In 1940, Prokofiev started writing his ballet Cinderella, Op. 87. Five years later, the work premiered after the composer took time to create his epic opera War and Peace as a response to the German invasion of Russia in 1941.
The music in Cinderella is witty, beautiful, and sometimes strange. While I am not going to discuss the full ballet today, I want to share with you the exquisite waltz that takes place at the end of Act 2:
In this scene, Cinderella dances with the prince before realizing – to her dismay – that it is midnight, and she must leave before the magic wears off. As the clock strikes 12, Cinderella flees.

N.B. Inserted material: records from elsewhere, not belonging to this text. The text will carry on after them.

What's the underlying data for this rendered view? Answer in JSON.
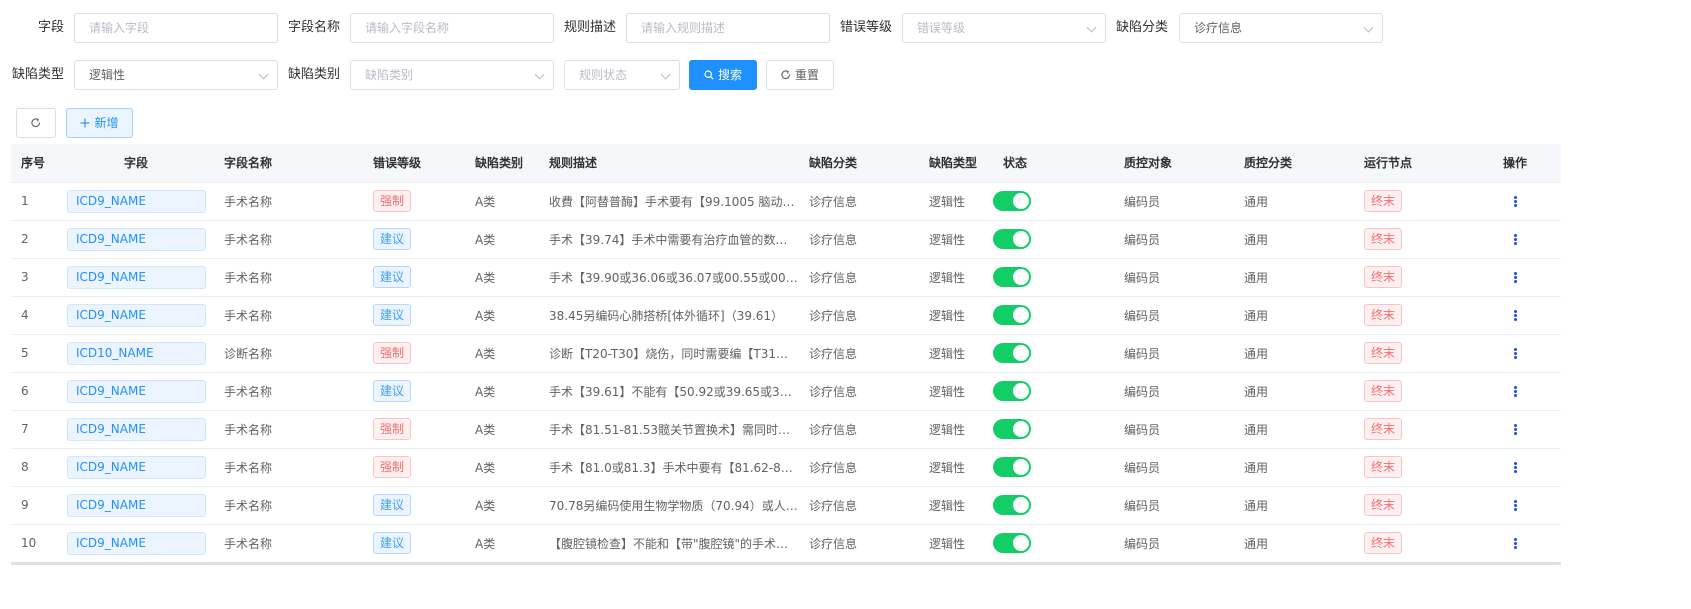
{
  "filters": {
    "field_label": "字段",
    "field_placeholder": "请输入字段",
    "name_label": "字段名称",
    "name_placeholder": "请输入字段名称",
    "rule_label": "规则描述",
    "rule_placeholder": "请输入规则描述",
    "level_label": "错误等级",
    "level_placeholder": "错误等级",
    "defect_cat_label": "缺陷分类",
    "defect_cat_value": "诊疗信息",
    "defect_type_label": "缺陷类型",
    "defect_type_value": "逻辑性",
    "defect_class_label": "缺陷类别",
    "defect_class_placeholder": "缺陷类别",
    "status_placeholder": "规则状态",
    "search_label": "搜索",
    "reset_label": "重置"
  },
  "toolbar": {
    "add_label": "新增"
  },
  "table": {
    "headers": [
      "序号",
      "字段",
      "字段名称",
      "错误等级",
      "缺陷类别",
      "规则描述",
      "缺陷分类",
      "缺陷类型",
      "状态",
      "质控对象",
      "质控分类",
      "运行节点",
      "操作"
    ],
    "rows": [
      {
        "no": "1",
        "field": "ICD9_NAME",
        "name": "手术名称",
        "level": "强制",
        "level_type": "red",
        "cls": "A类",
        "desc": "收費【阿替普酶】手术要有【99.1005 脑动脉…",
        "cat": "诊疗信息",
        "type": "逻辑性",
        "status": "on",
        "obj": "编码员",
        "qc": "通用",
        "node": "终末"
      },
      {
        "no": "2",
        "field": "ICD9_NAME",
        "name": "手术名称",
        "level": "建议",
        "level_type": "blue",
        "cls": "A类",
        "desc": "手术【39.74】手术中需要有治疗血管的数量【…",
        "cat": "诊疗信息",
        "type": "逻辑性",
        "status": "on",
        "obj": "编码员",
        "qc": "通用",
        "node": "终末"
      },
      {
        "no": "3",
        "field": "ICD9_NAME",
        "name": "手术名称",
        "level": "建议",
        "level_type": "blue",
        "cls": "A类",
        "desc": "手术【39.90或36.06或36.07或00.55或00.63-0…",
        "cat": "诊疗信息",
        "type": "逻辑性",
        "status": "on",
        "obj": "编码员",
        "qc": "通用",
        "node": "终末"
      },
      {
        "no": "4",
        "field": "ICD9_NAME",
        "name": "手术名称",
        "level": "建议",
        "level_type": "blue",
        "cls": "A类",
        "desc": "38.45另编码心肺搭桥[体外循环]（39.61）",
        "cat": "诊疗信息",
        "type": "逻辑性",
        "status": "on",
        "obj": "编码员",
        "qc": "通用",
        "node": "终末"
      },
      {
        "no": "5",
        "field": "ICD10_NAME",
        "name": "诊断名称",
        "level": "强制",
        "level_type": "red",
        "cls": "A类",
        "desc": "诊断【T20-T30】烧伤，同时需要编【T31或T…",
        "cat": "诊疗信息",
        "type": "逻辑性",
        "status": "on",
        "obj": "编码员",
        "qc": "通用",
        "node": "终末"
      },
      {
        "no": "6",
        "field": "ICD9_NAME",
        "name": "手术名称",
        "level": "建议",
        "level_type": "blue",
        "cls": "A类",
        "desc": "手术【39.61】不能有【50.92或39.65或39.95…",
        "cat": "诊疗信息",
        "type": "逻辑性",
        "status": "on",
        "obj": "编码员",
        "qc": "通用",
        "node": "终末"
      },
      {
        "no": "7",
        "field": "ICD9_NAME",
        "name": "手术名称",
        "level": "强制",
        "level_type": "red",
        "cls": "A类",
        "desc": "手术【81.51-81.53髋关节置换术】需同时编码…",
        "cat": "诊疗信息",
        "type": "逻辑性",
        "status": "on",
        "obj": "编码员",
        "qc": "通用",
        "node": "终末"
      },
      {
        "no": "8",
        "field": "ICD9_NAME",
        "name": "手术名称",
        "level": "强制",
        "level_type": "red",
        "cls": "A类",
        "desc": "手术【81.0或81.3】手术中要有【81.62-81.64…",
        "cat": "诊疗信息",
        "type": "逻辑性",
        "status": "on",
        "obj": "编码员",
        "qc": "通用",
        "node": "终末"
      },
      {
        "no": "9",
        "field": "ICD9_NAME",
        "name": "手术名称",
        "level": "建议",
        "level_type": "blue",
        "cls": "A类",
        "desc": "70.78另编码使用生物学物质（70.94）或人造…",
        "cat": "诊疗信息",
        "type": "逻辑性",
        "status": "on",
        "obj": "编码员",
        "qc": "通用",
        "node": "终末"
      },
      {
        "no": "10",
        "field": "ICD9_NAME",
        "name": "手术名称",
        "level": "建议",
        "level_type": "blue",
        "cls": "A类",
        "desc": "【腹腔镜检查】不能和【带\"腹腔镜\"的手术操作…",
        "cat": "诊疗信息",
        "type": "逻辑性",
        "status": "on",
        "obj": "编码员",
        "qc": "通用",
        "node": "终末"
      }
    ]
  },
  "colors": {
    "primary": "#1e90ff",
    "switch_on": "#13ce66",
    "tag_red": "#f56c6c",
    "tag_blue": "#409eff",
    "action_dots": "#1e4fcc"
  },
  "icons": {
    "search": "search-icon",
    "reset": "refresh-icon",
    "refresh": "refresh-icon",
    "add": "plus-icon",
    "more": "more-vertical-icon"
  }
}
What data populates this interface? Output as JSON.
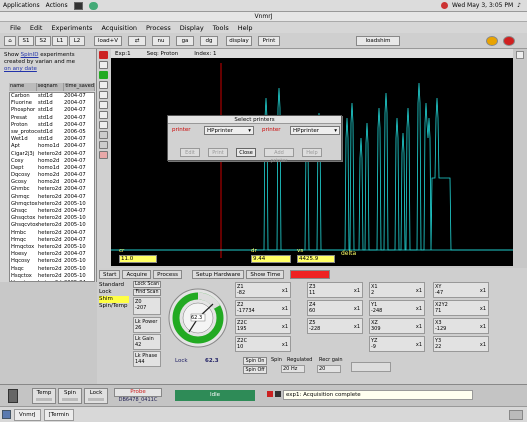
{
  "topbar": {
    "applications": "Applications",
    "actions": "Actions",
    "clock": "Wed May 3, 3:05 PM"
  },
  "window": {
    "title": "VnmrJ"
  },
  "menu": [
    "File",
    "Edit",
    "Experiments",
    "Acquisition",
    "Process",
    "Display",
    "Tools",
    "Help"
  ],
  "toolbar": {
    "b1": "S1",
    "b2": "S2",
    "b3": "L1",
    "b4": "L2",
    "b5": "load+V",
    "b6": "nu",
    "b7": "ga",
    "b8": "dg",
    "b9": "display",
    "b10": "Print",
    "b11": "loadshim"
  },
  "left": {
    "show_prefix": "Show",
    "show_link": "SpinID",
    "show_rest": "experiments",
    "created_line": "created by varian and me",
    "on_any_date": "on any date",
    "columns": [
      "name",
      "seqnam",
      "time_saved"
    ],
    "rows": [
      [
        "Carbon",
        "std1d",
        "2004-07"
      ],
      [
        "Fluorine",
        "std1d",
        "2004-07"
      ],
      [
        "Phosphor",
        "std1d",
        "2004-07"
      ],
      [
        "Presat",
        "std1d",
        "2004-07"
      ],
      [
        "Proton",
        "std1d",
        "2004-07"
      ],
      [
        "sw_protocol",
        "std1d",
        "2006-05"
      ],
      [
        "Wet1d",
        "std1d",
        "2004-07"
      ],
      [
        "Apt",
        "homo1d",
        "2004-07"
      ],
      [
        "Cigar2j3j",
        "hetero2d",
        "2004-07"
      ],
      [
        "Cosy",
        "homo2d",
        "2004-07"
      ],
      [
        "Dept",
        "homo1d",
        "2004-07"
      ],
      [
        "Dqcosy",
        "homo2d",
        "2004-07"
      ],
      [
        "Gcosy",
        "homo2d",
        "2004-07"
      ],
      [
        "Ghmbc",
        "hetero2d",
        "2004-07"
      ],
      [
        "Ghmqc",
        "hetero2d",
        "2004-07"
      ],
      [
        "Ghmqctox",
        "hetero2d",
        "2005-10"
      ],
      [
        "Ghsqc",
        "hetero2d",
        "2004-07"
      ],
      [
        "Ghsqctox",
        "hetero2d",
        "2005-10"
      ],
      [
        "Ghsqcvtox",
        "hetero2d",
        "2005-10"
      ],
      [
        "Hmbc",
        "hetero2d",
        "2004-07"
      ],
      [
        "Hmqc",
        "hetero2d",
        "2004-07"
      ],
      [
        "Hmqctox",
        "hetero2d",
        "2005-10"
      ],
      [
        "Hoesy",
        "hetero2d",
        "2004-07"
      ],
      [
        "Hqcosy",
        "hetero2d",
        "2005-10"
      ],
      [
        "Hsqc",
        "hetero2d",
        "2005-10"
      ],
      [
        "Hsqctox",
        "hetero2d",
        "2005-10"
      ],
      [
        "Hsqctoxyphase",
        "hetero2d",
        "2005-04"
      ],
      [
        "Hsqcvtox",
        "hetero2d",
        "2005-10"
      ],
      [
        "Noesy",
        "homo2d",
        "2004-07"
      ]
    ]
  },
  "spectrum": {
    "message": "exp1: Acquisition complete",
    "info": [
      "Exp:1",
      "Seq: Proton",
      "Index: 1"
    ],
    "cr_label": "cr",
    "cr_value": "11.0",
    "dr_label": "dr",
    "dr_value": "9.44",
    "vs_label": "vs",
    "vs_value": "4425.9",
    "delta": "delta"
  },
  "dialog": {
    "title": "Select printers",
    "printer_label": "printer",
    "printer_value": "HPprinter",
    "plotter_label": "printer",
    "plotter_value": "HPprinter",
    "buttons": [
      "Edit",
      "Print",
      "Close",
      "Add printer",
      "Help"
    ]
  },
  "bottom": {
    "tabs": [
      "Start",
      "Acquire",
      "Process",
      "Setup Hardware",
      "Show Time"
    ],
    "red_label": "Stop",
    "side_labels": [
      "Standard",
      "Lock",
      "Shim",
      "Spin/Temp"
    ],
    "lock_scan": "Lock Scan",
    "find_scan": "Find Scan",
    "z0_label": "Z0",
    "z0_value": "-207",
    "lock_power_label": "Lk Power",
    "lock_power_value": "26",
    "lock_gain_label": "Lk Gain",
    "lock_gain_value": "42",
    "lock_phase_label": "Lk Phase",
    "lock_phase_value": "144",
    "gauge_value": "62.3",
    "lock_label": "Lock",
    "shims": [
      [
        "Z1",
        "-82"
      ],
      [
        "Z2",
        "-17734"
      ],
      [
        "Z2C",
        "195"
      ],
      [
        "Z2C",
        "10"
      ],
      [
        "Z3",
        "11"
      ],
      [
        "Z4",
        "60"
      ],
      [
        "Z5",
        "-228"
      ],
      [
        "X1",
        "2"
      ],
      [
        "Y1",
        "-248"
      ],
      [
        "XZ",
        "309"
      ],
      [
        "YZ",
        "-9"
      ],
      [
        "XY",
        "-47"
      ],
      [
        "X2Y2",
        "71"
      ],
      [
        "X3",
        "-129"
      ],
      [
        "Y3",
        "22"
      ]
    ],
    "spin_on": "Spin On",
    "spin_off": "Spin Off",
    "spin_label": "Spin",
    "spin_value": "20 Hz",
    "regulated_label": "Regulated",
    "recr_gain_label": "Recr gain",
    "recr_gain_value": "20"
  },
  "status": {
    "temp": "Temp",
    "spin": "Spin",
    "lock": "Lock",
    "probe": "Probe",
    "probe_id": "DB6478_0411C",
    "idle": "Idle",
    "message": "exp1: Acquisition complete"
  },
  "taskbar": {
    "items": [
      "VnmrJ",
      "[Termin"
    ]
  }
}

The waltz theme begins with the low strings. The melody itself is a little disjointed; Prokofiev uses unexpected harmonies and chromaticism to symbolize Cinderella’s precarious situation. The sound here is full and colorful, creating the imagery of a royal ball.
*Music theory: the waltz is set up in G minor, but the theme alternates between a raised and a lowered (perfect) 4th and a lowered and a raised 7th. Because these alterations make it hard to feel centered in the key signature, we have the impression of unsurety and a lack of stability. This perfectly describes Cinderella and her relationship with the prince.
The music expands as the two lovers dance, becoming almost wild and out of control (especially starting around 2:14 in the video above). It is easy to imagine a grand room full of couples dancing together – the women in beautiful gowns gliding among the twinkling lights at the guidance of their smartly dressed companions.
Then at 2:45, Cinderella realizes she must leave. The music shifts from a glamorous waltz to a foreboding close-up of the clock; the percussion ticks the seconds, and the clock strikes midnight (listen for the crash starting at 3:29). The low brass growl between the chimes, representing Cinderella’s distress and warning the listener about the consequences of her adventure.
After the magic has worn off (4:03), Cinderella and the prince reminisce on their wonderful night. The music here is full of longing and heartbreak; beautiful lines in the strings and woodwinds combined with some crunchy harmonies in the brass show the bitter-sweet nature of the story. He wants to believe he will find her soon. She believes she will never see him again, and you can feel Cinderella resign to that fact.